(Activity) Locate, in the data below, the line that contains "Enumerate this screenshot's" and the line that contains "Give me the"; reproduce exactly those two lines and every line between them, nothing more.
START Extracted records
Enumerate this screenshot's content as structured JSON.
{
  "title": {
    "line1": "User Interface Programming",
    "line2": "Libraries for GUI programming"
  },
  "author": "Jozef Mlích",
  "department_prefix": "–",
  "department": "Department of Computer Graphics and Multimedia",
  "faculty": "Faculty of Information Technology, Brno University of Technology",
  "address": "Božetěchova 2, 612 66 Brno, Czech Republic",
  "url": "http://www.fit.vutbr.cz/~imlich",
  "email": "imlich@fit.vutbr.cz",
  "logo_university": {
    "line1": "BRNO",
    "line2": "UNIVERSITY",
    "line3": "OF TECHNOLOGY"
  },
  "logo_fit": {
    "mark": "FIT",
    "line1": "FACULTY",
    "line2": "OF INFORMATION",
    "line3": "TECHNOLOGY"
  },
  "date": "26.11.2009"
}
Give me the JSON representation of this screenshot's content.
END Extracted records
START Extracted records
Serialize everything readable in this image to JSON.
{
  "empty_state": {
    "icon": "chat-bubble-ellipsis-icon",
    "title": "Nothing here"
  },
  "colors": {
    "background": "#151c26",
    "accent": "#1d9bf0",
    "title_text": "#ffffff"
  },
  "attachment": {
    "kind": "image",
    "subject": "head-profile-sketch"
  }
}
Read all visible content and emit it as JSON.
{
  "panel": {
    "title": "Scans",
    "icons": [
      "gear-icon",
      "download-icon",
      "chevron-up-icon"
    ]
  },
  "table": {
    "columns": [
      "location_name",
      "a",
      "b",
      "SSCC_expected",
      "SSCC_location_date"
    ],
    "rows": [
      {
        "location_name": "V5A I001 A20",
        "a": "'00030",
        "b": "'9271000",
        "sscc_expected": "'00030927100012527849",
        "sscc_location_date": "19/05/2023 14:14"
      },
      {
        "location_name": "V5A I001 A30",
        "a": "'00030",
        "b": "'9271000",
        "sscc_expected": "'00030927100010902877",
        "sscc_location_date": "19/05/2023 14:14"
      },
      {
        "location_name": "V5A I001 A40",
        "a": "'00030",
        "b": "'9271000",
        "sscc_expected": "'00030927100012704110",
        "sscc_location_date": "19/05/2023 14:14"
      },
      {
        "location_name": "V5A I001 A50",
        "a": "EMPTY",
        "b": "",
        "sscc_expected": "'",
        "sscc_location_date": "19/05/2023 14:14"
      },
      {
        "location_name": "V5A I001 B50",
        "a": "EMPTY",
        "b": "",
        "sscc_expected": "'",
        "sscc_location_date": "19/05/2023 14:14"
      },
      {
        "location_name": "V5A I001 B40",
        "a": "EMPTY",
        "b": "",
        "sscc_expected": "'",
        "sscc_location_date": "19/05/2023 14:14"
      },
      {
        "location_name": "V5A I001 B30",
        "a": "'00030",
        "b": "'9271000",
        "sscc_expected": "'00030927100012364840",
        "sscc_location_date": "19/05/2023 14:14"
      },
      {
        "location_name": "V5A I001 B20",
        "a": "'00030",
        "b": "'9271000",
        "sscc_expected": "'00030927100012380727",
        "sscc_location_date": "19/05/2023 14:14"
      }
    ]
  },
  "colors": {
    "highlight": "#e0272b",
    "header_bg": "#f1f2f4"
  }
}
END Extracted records
(Output)
Enumerate this screenshot's content as structured JSON.
{
  "title": {
    "line1": "User Interface Programming",
    "line2": "Libraries for GUI programming"
  },
  "author": "Jozef Mlích",
  "department_prefix": "–",
  "department": "Department of Computer Graphics and Multimedia",
  "faculty": "Faculty of Information Technology, Brno University of Technology",
  "address": "Božetěchova 2, 612 66 Brno, Czech Republic",
  "url": "http://www.fit.vutbr.cz/~imlich",
  "email": "imlich@fit.vutbr.cz",
  "logo_university": {
    "line1": "BRNO",
    "line2": "UNIVERSITY",
    "line3": "OF TECHNOLOGY"
  },
  "logo_fit": {
    "mark": "FIT",
    "line1": "FACULTY",
    "line2": "OF INFORMATION",
    "line3": "TECHNOLOGY"
  },
  "date": "26.11.2009"
}
Give me the JSON representation of this screenshot's content.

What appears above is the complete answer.